This week I encountered an issue that I hadn’t seen in a while. The ORM in a CMS project that I work on automatically joins to many subclass tables, causing normal queries to load an object to be joined to a dozen tables or so. Then when you combine that to join to another of the same type of object, you can easily be joining to twenty or more tables.

We noticed a query in the slow query log that was running a fairly simple query, with straight-forward criteria in the where clause that was well-indexed with good cardinality. All of the joins were done on primary/foreign key combinations that were properly indexed. But this simple query was consistently taking over 1.5 seconds to run.
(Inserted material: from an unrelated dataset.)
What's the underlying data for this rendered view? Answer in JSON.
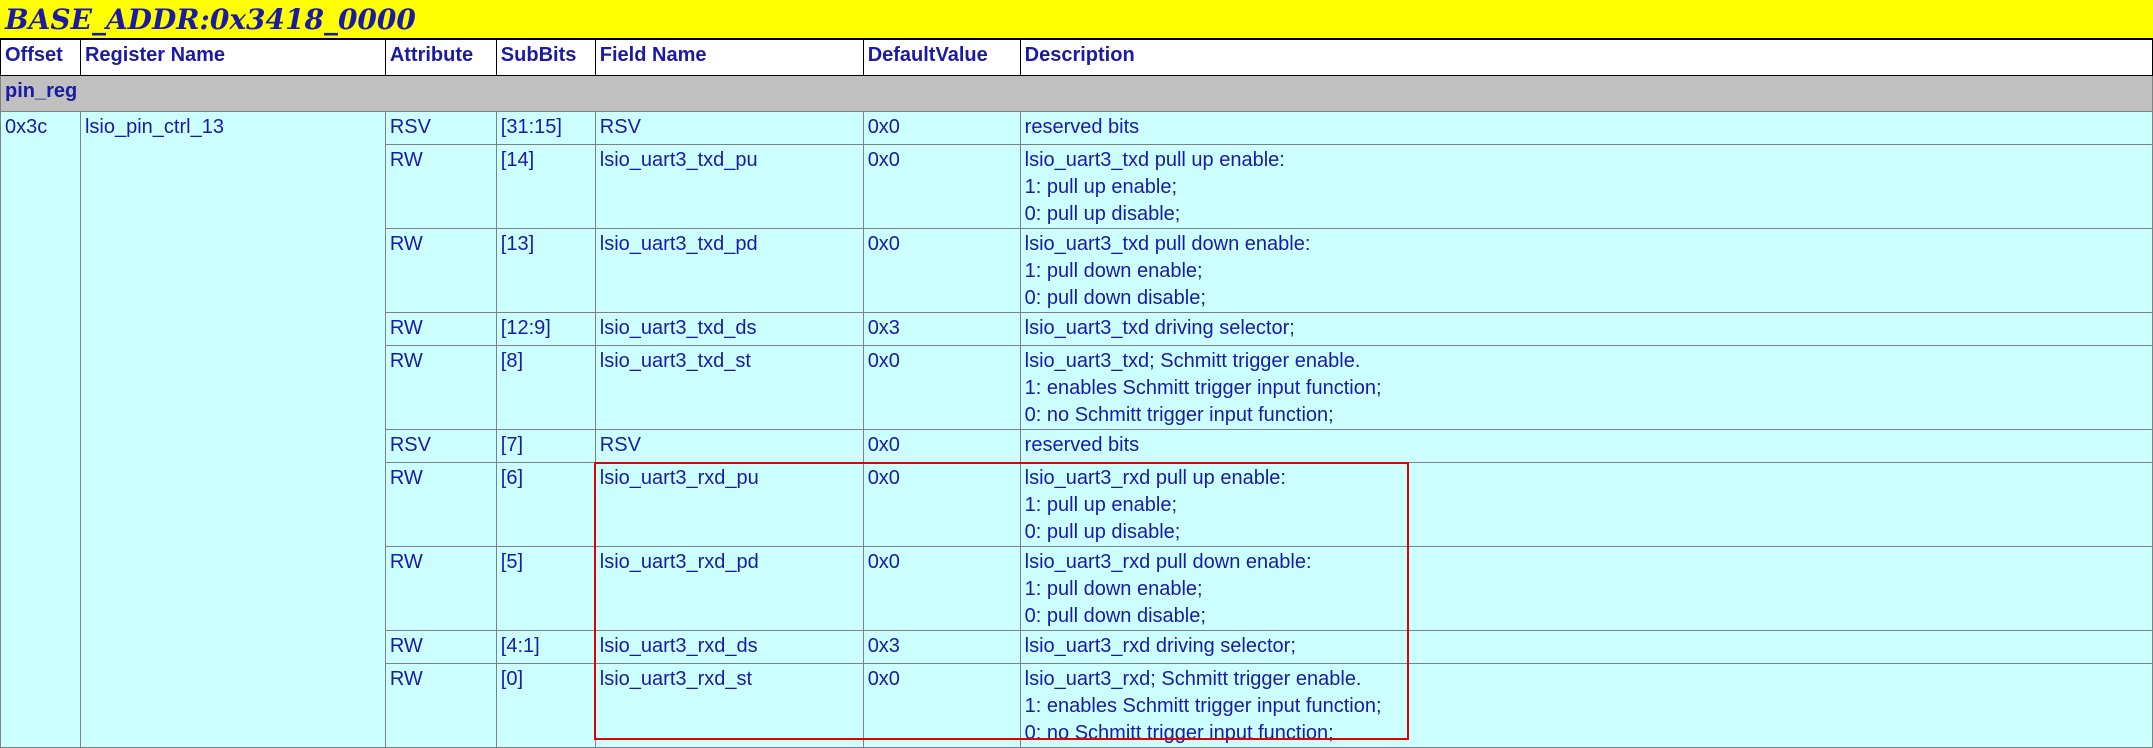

So, of course, I ran the query through "DESCRIBE <query>" in MySQL and saw that if I changed the order that the tables were joined, MySQL altered the query plan slightly. The other option that resulted in the more efficient query plan was providing optimizer (index) hints, which also resulted in a different order of joining the tables. I even considered whether or not this might be one of those strange situations where doing a straight join might be needed. But I didn’t want to rely on any of these hacks as the way to “fix” this problem, for two reasons:

  1. they are mostly non-deterministic (re-ordering the table joins isn’t guaranteed to continue providing similar results in production or even over time as the dataset changes and the optimizer adapts)
  2. we don’t really have control over the order of the joins since these queries are built by an ORM

Then it dawned on me: even when I was running "DESCRIBE <query>" in MySQL, it was taking over 1.5 seconds, but when I ran "DESCRIBE <tweaked query>" it was only taking 0.04 seconds. This meant that it wasn’t actually running the query that took so long; it was the time MySQL took to figure out the query plan! The fix? The MySQL optimizer_search_depth parameter (more info here)

Essentially, this setting tells MySQL how hard it should try to find the absolutely most efficient query plan for a given query. The more joins you have, the harder MySQL tries to find, and the more possibilities that it has to filter through. And, to top it all off, the default is a horrid 62! By changing this value to zero, you can tell MySQL “you decide how hard to try”, which seems to mean: min($numberOfTables, 7) according to one source. For us, changing this value to zero resulted in the query running in 0.04 seconds or less. Essentially, MySQL will try a few query plans (instead of a ton) and then pick the best of those, and since all your queries should be using indexes anyway (your queries all are well indexed, right?) even if it’s not the absolute best query plan, it’s still much better than actually searching through every possible query plan!

For more info, see Peter’s great blog on the MySQL Performance Blog: